Instructions for the task: Determine how many lines of the entries include the word "keys", and report that number with no further text.

Data for analysis:
___

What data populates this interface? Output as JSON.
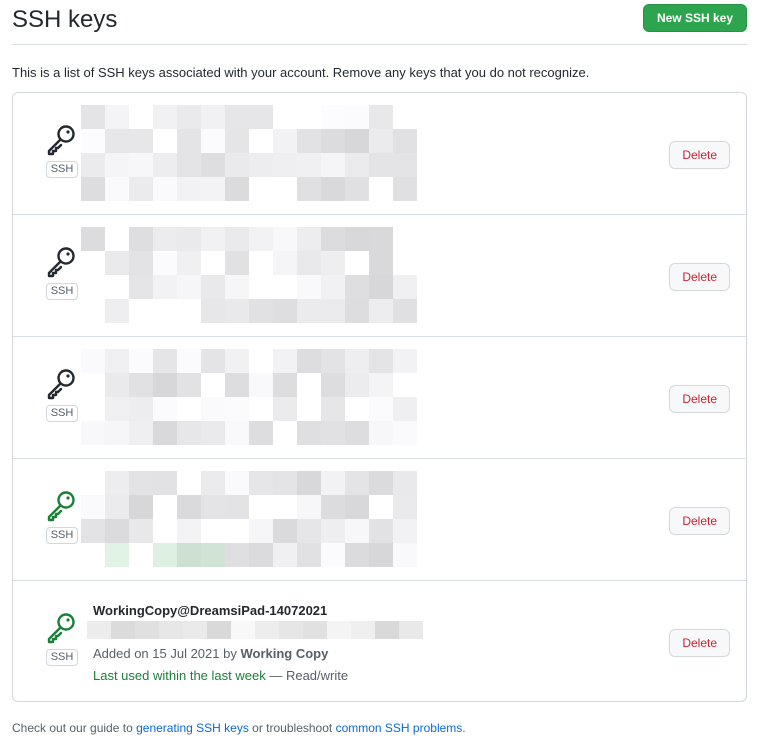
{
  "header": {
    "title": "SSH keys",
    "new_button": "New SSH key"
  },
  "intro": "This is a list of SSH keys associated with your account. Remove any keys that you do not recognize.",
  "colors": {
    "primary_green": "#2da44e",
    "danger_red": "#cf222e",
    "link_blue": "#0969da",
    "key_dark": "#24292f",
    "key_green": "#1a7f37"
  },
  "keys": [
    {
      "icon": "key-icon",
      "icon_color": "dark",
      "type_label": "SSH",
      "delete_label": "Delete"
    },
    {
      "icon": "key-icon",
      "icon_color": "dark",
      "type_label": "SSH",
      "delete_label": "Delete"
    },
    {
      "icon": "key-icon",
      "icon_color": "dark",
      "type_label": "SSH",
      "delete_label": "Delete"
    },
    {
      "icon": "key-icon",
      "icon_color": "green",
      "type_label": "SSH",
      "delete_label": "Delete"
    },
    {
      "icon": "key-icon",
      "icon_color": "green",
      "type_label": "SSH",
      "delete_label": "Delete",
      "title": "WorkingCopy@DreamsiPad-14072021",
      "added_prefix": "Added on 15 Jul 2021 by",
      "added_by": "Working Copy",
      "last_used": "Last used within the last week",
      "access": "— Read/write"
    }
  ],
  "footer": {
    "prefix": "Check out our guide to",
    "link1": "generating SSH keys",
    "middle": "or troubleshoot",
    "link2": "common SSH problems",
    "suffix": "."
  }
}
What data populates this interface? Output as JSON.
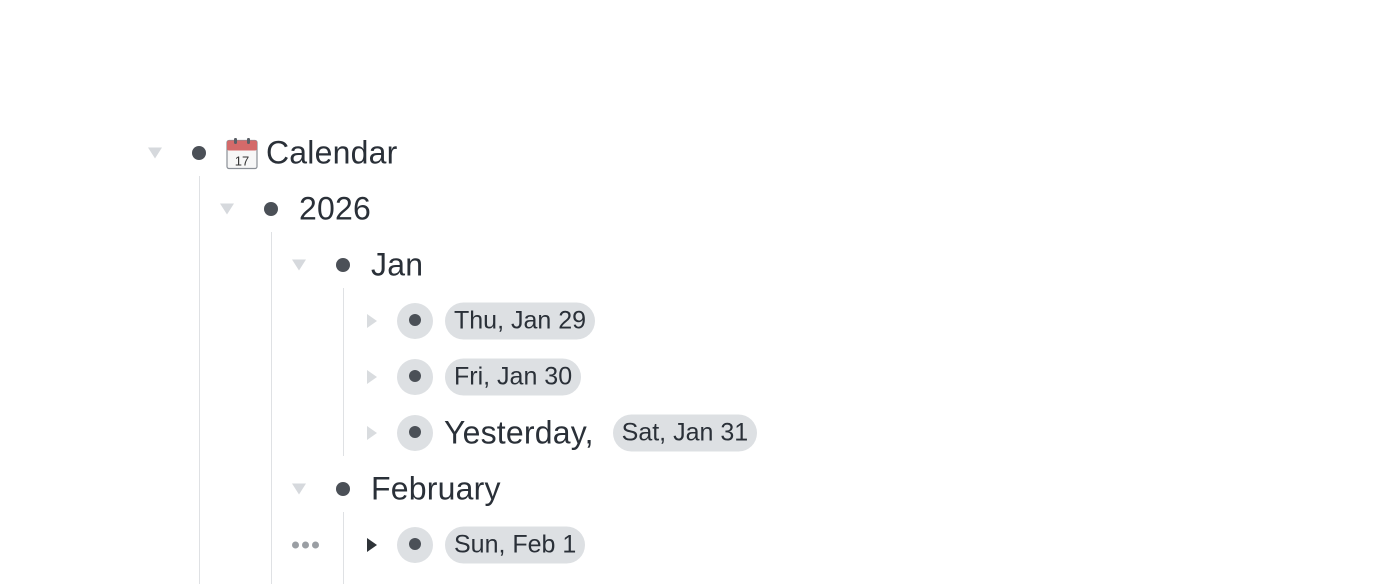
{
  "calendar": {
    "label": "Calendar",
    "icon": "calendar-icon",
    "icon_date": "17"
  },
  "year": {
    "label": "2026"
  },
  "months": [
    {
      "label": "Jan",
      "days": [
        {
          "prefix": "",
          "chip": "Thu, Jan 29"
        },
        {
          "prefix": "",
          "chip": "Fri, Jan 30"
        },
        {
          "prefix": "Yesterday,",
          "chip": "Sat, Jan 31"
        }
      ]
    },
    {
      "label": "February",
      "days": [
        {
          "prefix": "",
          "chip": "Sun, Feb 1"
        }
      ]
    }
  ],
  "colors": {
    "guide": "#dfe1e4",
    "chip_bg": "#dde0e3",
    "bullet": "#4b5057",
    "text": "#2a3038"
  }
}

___

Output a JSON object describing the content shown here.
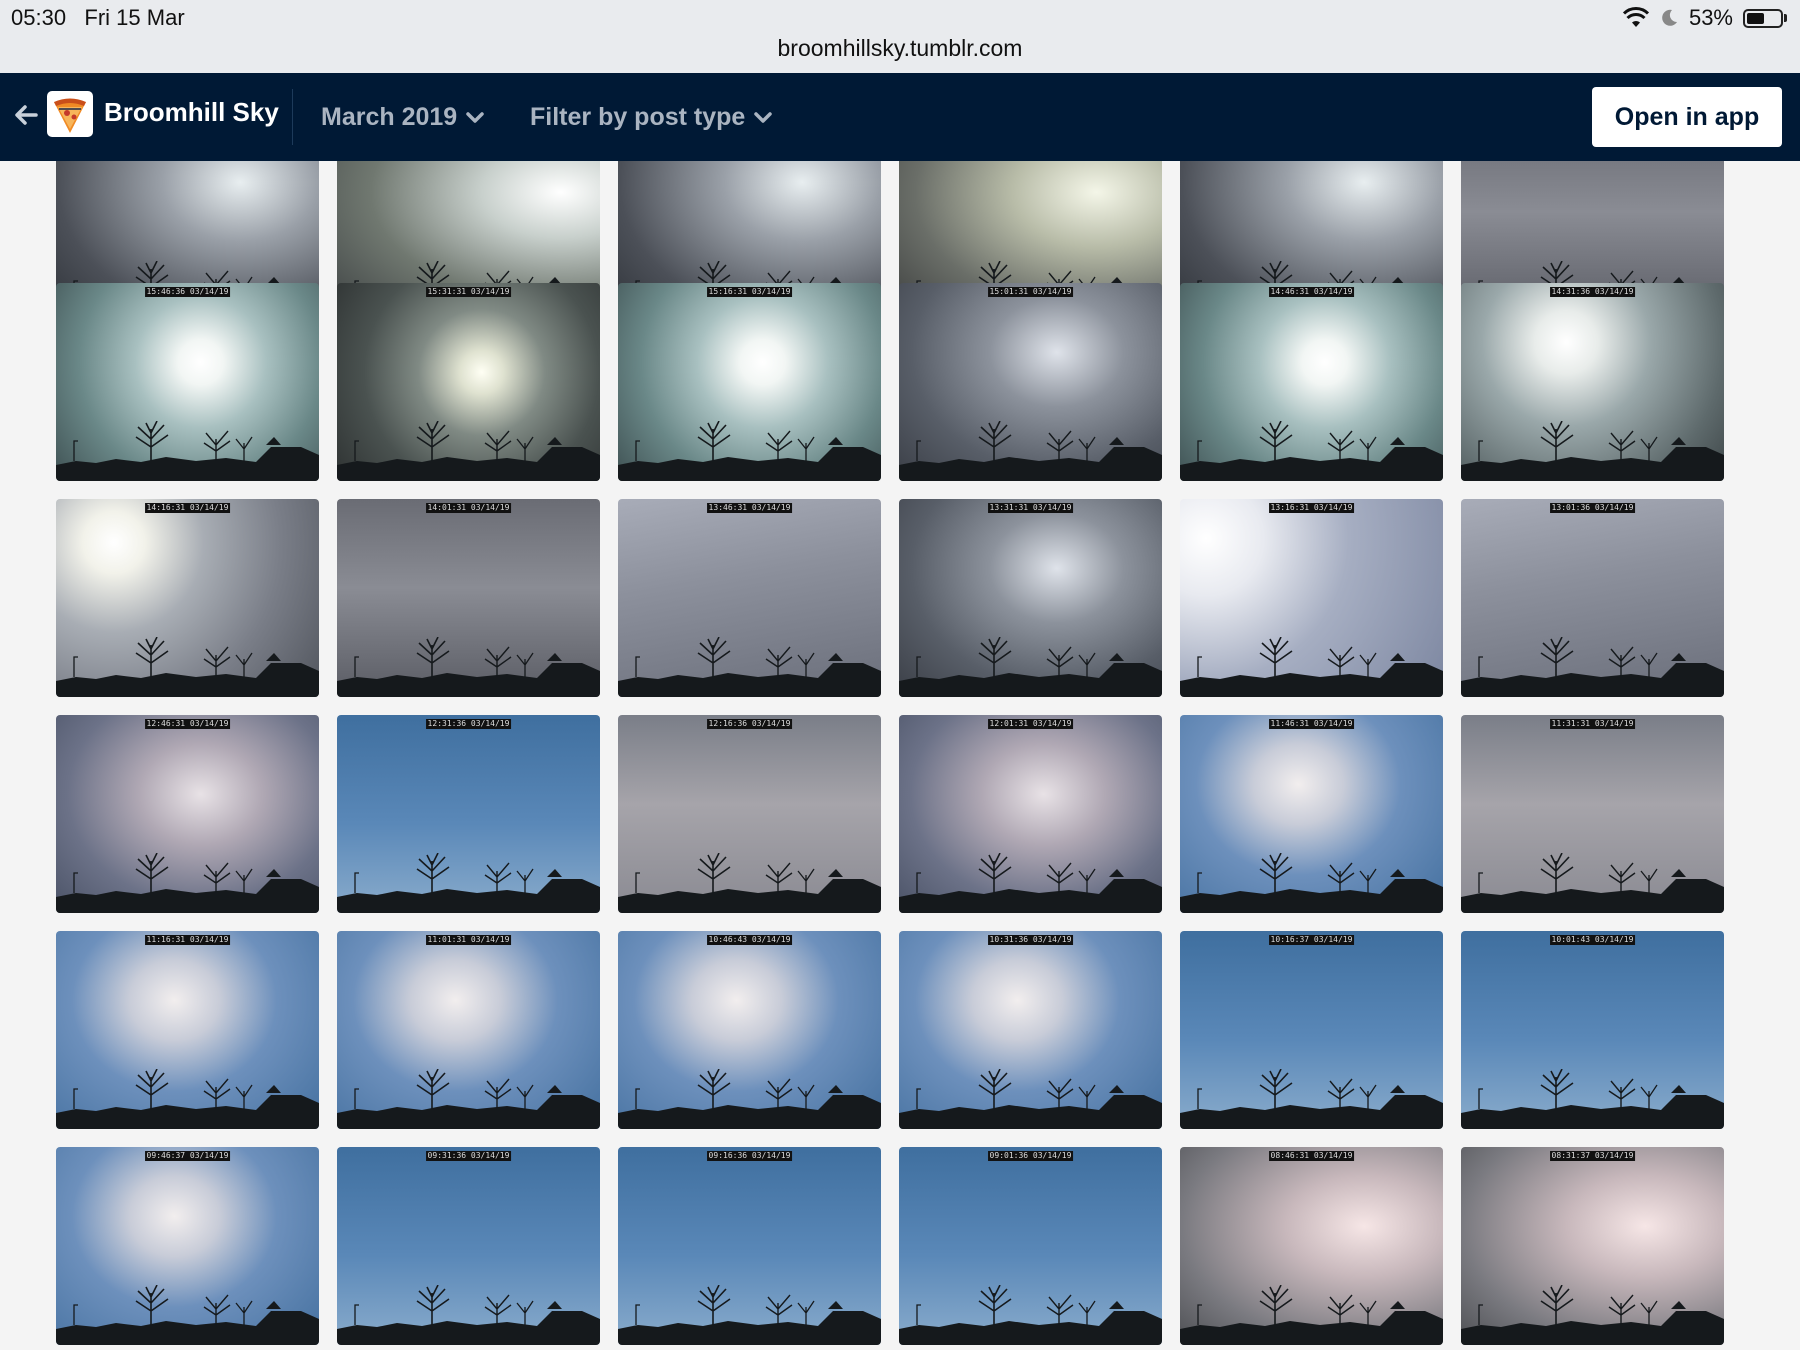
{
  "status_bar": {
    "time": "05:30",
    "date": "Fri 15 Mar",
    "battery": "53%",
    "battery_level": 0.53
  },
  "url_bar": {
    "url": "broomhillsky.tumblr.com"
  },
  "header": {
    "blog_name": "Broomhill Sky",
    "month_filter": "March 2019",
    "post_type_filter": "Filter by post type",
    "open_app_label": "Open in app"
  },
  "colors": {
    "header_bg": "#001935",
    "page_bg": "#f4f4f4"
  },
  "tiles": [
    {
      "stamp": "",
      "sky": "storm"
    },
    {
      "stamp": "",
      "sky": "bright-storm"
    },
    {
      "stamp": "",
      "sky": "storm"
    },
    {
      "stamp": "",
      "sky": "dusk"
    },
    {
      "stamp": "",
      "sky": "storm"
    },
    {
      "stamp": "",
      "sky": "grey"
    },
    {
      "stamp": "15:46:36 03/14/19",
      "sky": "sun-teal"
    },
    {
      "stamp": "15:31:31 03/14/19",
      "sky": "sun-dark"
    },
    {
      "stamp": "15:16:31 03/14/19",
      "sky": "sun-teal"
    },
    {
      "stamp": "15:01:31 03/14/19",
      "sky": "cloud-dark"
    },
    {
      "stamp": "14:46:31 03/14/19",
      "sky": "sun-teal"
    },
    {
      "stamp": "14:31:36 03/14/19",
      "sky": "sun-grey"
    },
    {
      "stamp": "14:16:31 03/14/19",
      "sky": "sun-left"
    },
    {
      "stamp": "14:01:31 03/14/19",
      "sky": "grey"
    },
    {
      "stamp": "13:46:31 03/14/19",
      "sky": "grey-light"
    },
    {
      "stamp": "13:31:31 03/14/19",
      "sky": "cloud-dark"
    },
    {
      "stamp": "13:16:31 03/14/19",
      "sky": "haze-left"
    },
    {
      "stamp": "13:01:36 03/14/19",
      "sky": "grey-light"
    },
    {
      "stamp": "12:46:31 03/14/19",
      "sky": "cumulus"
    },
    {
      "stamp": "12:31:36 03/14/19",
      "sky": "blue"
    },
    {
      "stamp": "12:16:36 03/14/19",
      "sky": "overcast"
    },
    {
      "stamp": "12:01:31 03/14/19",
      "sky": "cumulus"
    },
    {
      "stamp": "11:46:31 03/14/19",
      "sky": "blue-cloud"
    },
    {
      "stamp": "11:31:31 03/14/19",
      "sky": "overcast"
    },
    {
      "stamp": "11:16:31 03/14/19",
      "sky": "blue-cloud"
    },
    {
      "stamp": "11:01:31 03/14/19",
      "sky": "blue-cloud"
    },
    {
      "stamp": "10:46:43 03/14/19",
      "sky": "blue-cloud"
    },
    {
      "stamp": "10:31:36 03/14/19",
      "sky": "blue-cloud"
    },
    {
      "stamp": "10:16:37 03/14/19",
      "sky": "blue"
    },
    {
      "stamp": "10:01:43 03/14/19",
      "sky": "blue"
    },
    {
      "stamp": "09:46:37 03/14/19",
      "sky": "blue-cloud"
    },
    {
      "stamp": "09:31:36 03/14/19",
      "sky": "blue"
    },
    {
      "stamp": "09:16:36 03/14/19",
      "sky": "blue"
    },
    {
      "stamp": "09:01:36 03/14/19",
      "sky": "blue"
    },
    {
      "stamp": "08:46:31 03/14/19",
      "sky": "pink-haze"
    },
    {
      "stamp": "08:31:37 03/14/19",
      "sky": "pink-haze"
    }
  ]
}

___

Response: 4